Epstein May Have Paid Witnesses for Their Silence, Prosecutors Allege

US attorney Geoggrey Berman points to a picture of Jeffrey Epstein during a press conference after Epstein’s arrest in downtown Manhattan on July 8, 2019. Luiz C. Ribeiro/New York Daily News/TNS via ZUMA

Federal prosecutors in New York are asking a federal judge to deny bail to Jeffrey Epstein while he awaits trial for sex trafficking and conspiracy charges. Prosecutors warn that not only is Epstein a danger to the community, but also that he may marshal his vast wealth to flee the country and try to manipulate witnesses against him. 
He “has a history of obstruction and manipulation of witnesses,” prosecutors wrote to the judge.He “has a history of obstruction and manipulation of witnesses,” prosecutors wrote to the judge, Richard Berman, on Friday. This includes wiring $350,000 to two potential witnesses against him late last year, prosecutors warned.
In the letter, prosecutors outline intimidation tactics employed by Epstein going back to a criminal investigation into allegations of sexual abuse against children in Florida more than a decade ago. They allege, based on contemporaneous police reports, that Epstein was involved with efforts to intimidate his accusers. When Epstein faced civil suits in Florida, prosecutors wrote, he attempted to buy victims’ silence.
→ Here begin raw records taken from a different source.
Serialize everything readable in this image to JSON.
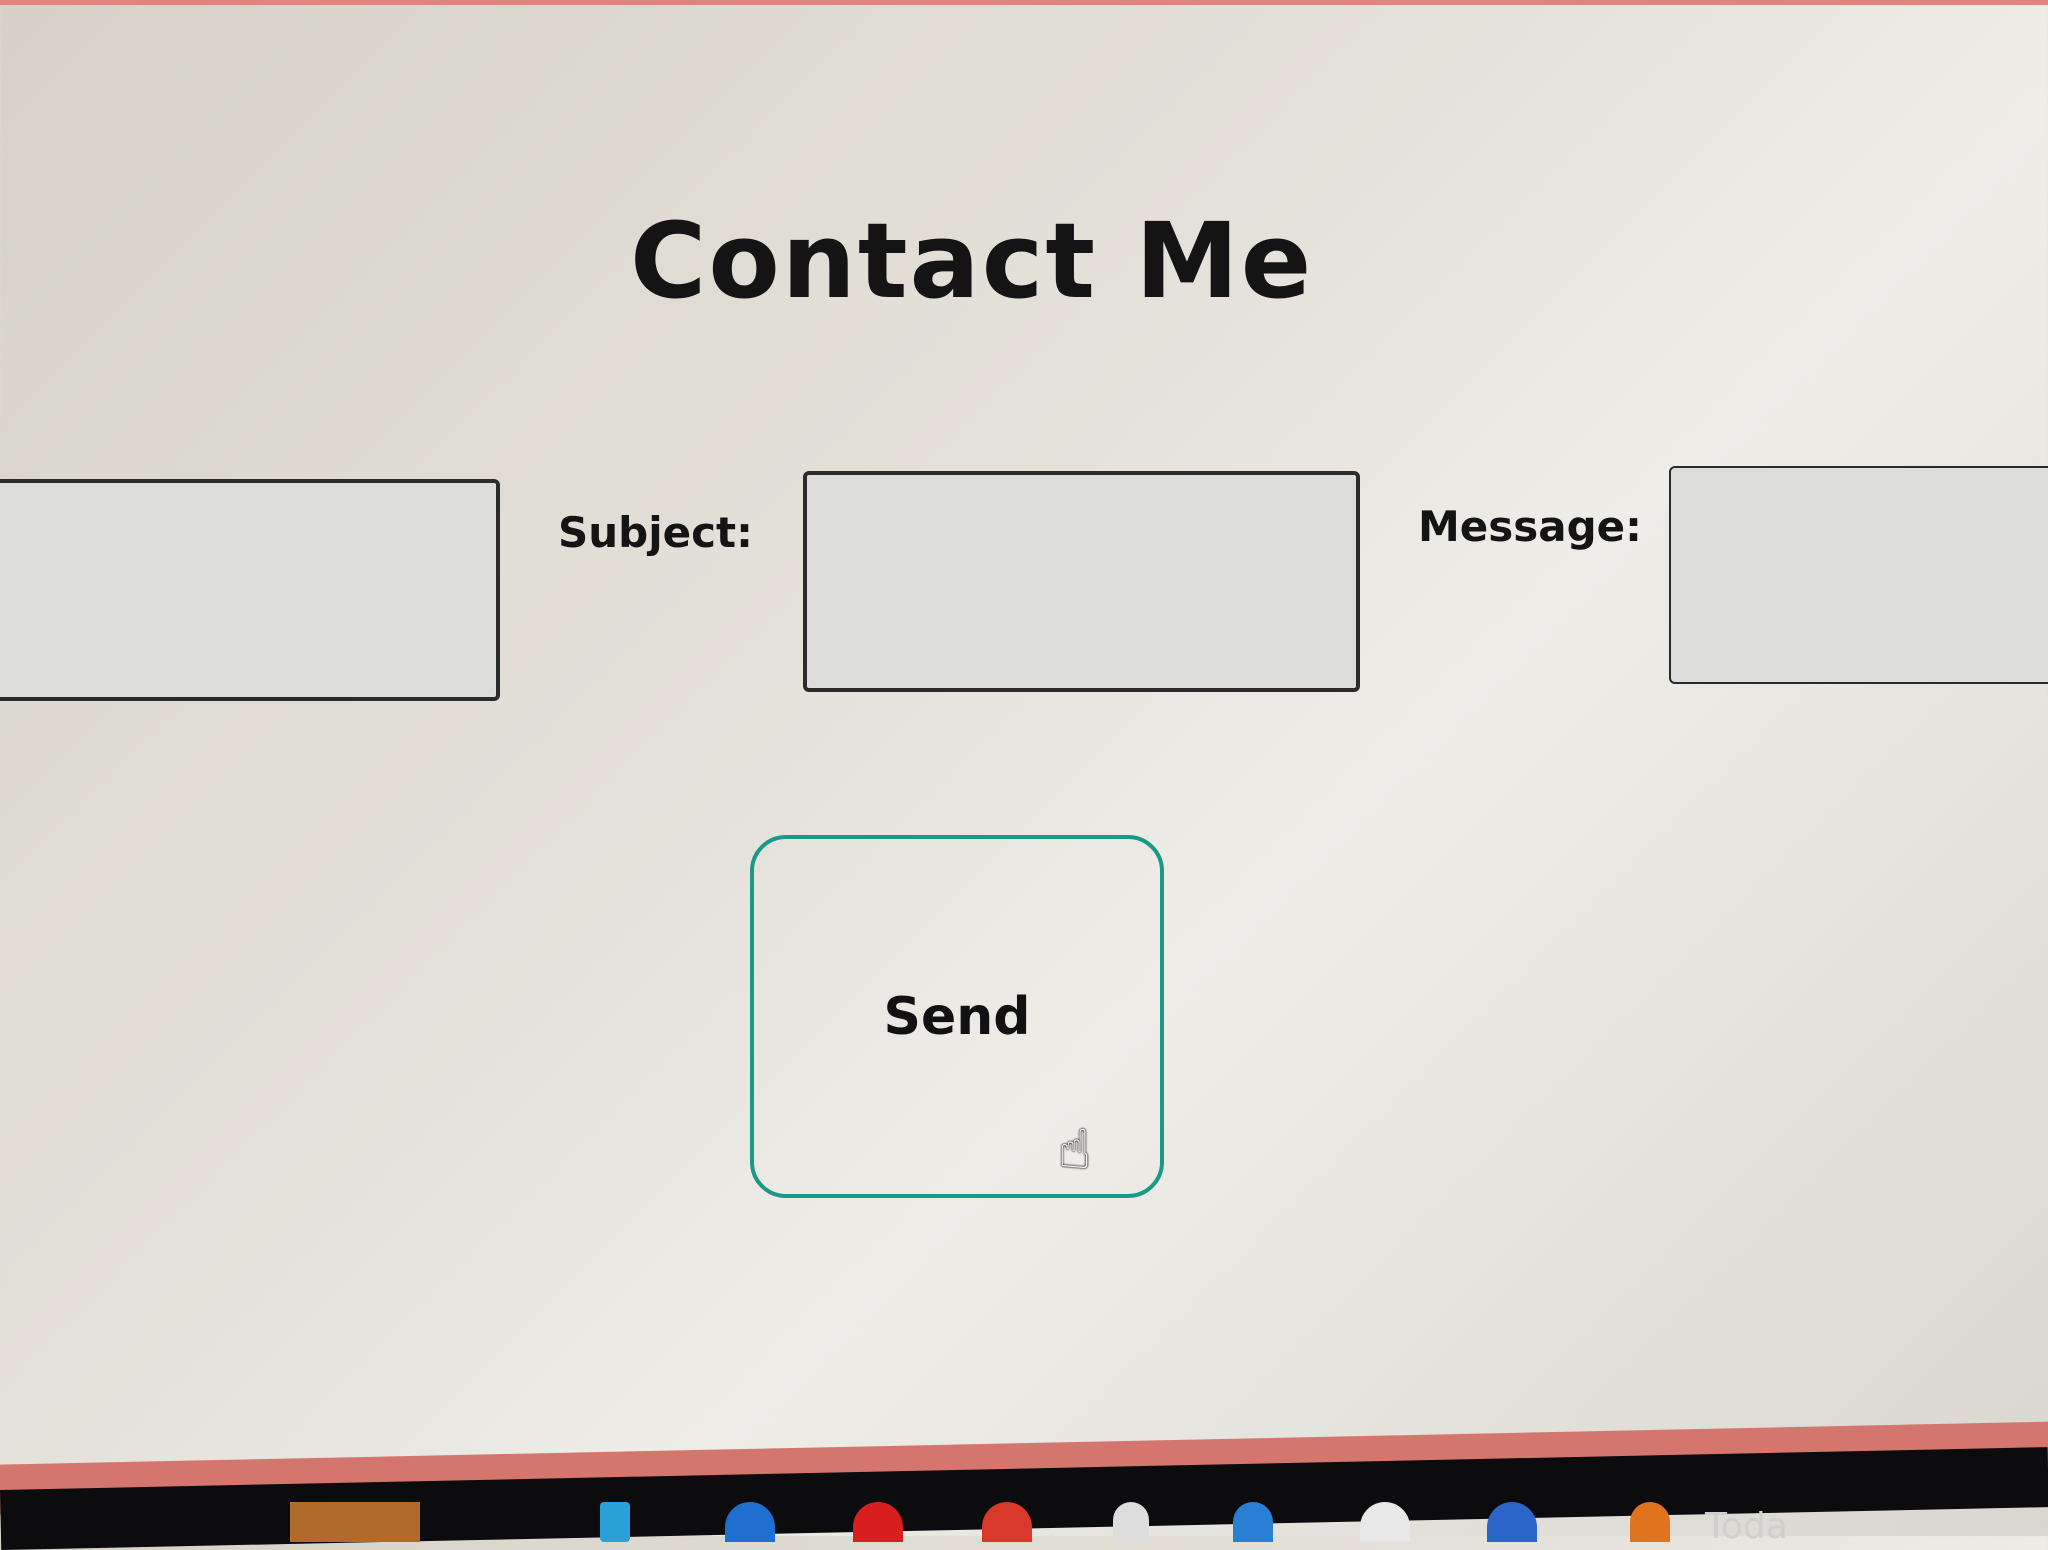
{
  "page": {
    "title": "Contact Me"
  },
  "form": {
    "subject_label": "Subject:",
    "message_label": "Message:",
    "send_label": "Send"
  },
  "taskbar": {
    "weather_text": "Toda"
  },
  "colors": {
    "accent_border": "#18998a",
    "window_frame": "#d5766e"
  }
}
In one police report from the time, cited by prosecutors, one victim “reported having been told: ‘Those who help him will be compensated and those who hurt him will be dealt with.’”
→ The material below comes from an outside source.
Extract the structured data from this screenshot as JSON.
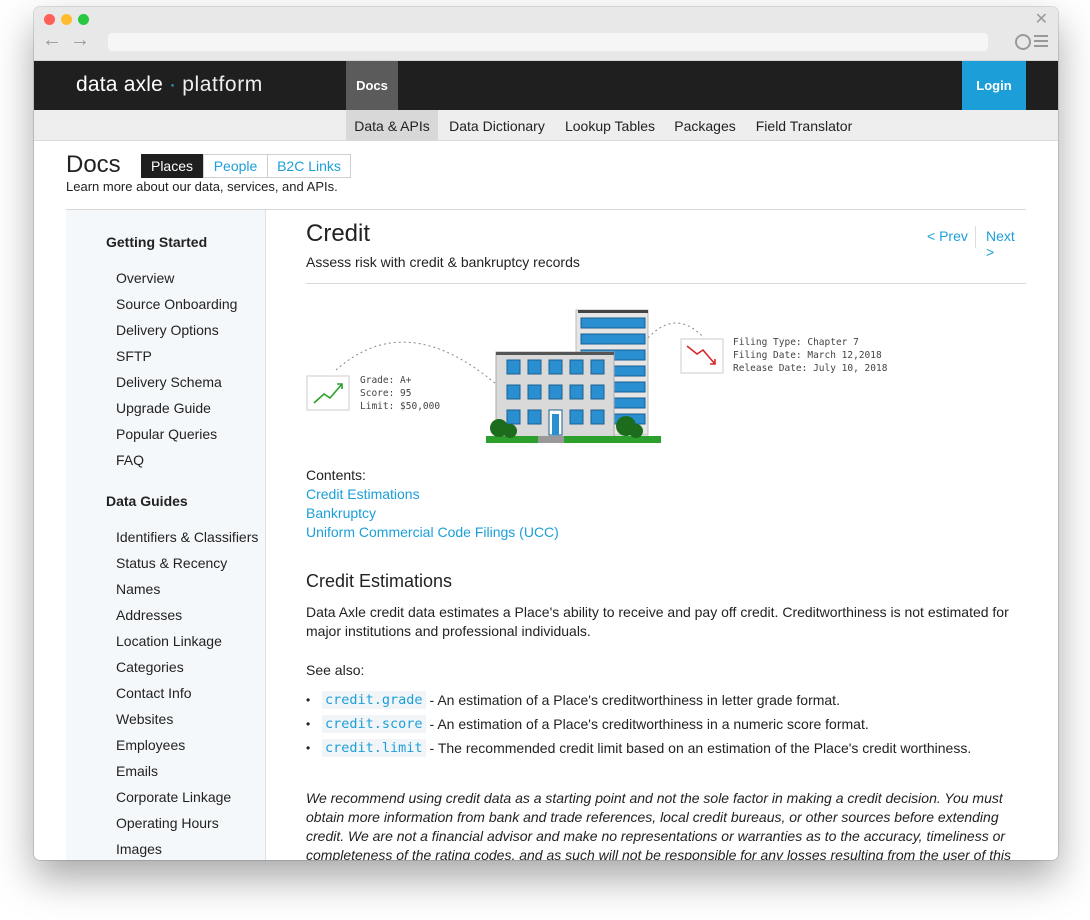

Prosecutors allege that Epstein may have tampered with witnesses in the past several months. Last November, the Miami Herald reported on Epstein’s alleged sex-trafficking, abuse, and the sweetheart deal he got from prosecutors in 2008, which included a non-prosecution agreement (NPA). Days later, Epstein wired $350,000 to two people who would be in a position to testify against him. 
“Just two days later, on or about November 30, 2018, the defendant wired $100,000 from a trust account he controlled to an individual named as a possible co-conspirator in the NPA,” prosecutors wrote. “Just three days after that, on or about December 3, 2018, the defendant wired $250,000 from the same trust account to another individual named as a possible co-conspirator in the NPA and also identified as one of the defendant’s employees in the Indictment.”
Those payments, prosecutors say, show that Epstein was likely “attempting to further influence co-conspirators who might provide information against him in light of the recently re-emerging allegations.”
In an indictment unveiled on Monday, prosecutors charged Epstein, 66, with luring dozens of underage girls to his homes in Manhattan and Palm Beach, where he sexually abused them and also pushed them to recruit new victims. In the letter to the judge on Friday, prosecutors said the case against Epstein, already robust, is growing stronger every day. 
“Just since the Indictment was unsealed, several additional women, in multiple jurisdictions, have identified themselves to the Government as having been victimized by the defendant when they were minors,” the prosecutors said. In the last few days, the government has seized a large volume of photographs of naked women and girls, and that claims that “dozens of individuals have called the Government in recent days to convey information regarding the defendant and the allegations.” 
A bail hearing for Epstein is scheduled for 10 am Monday.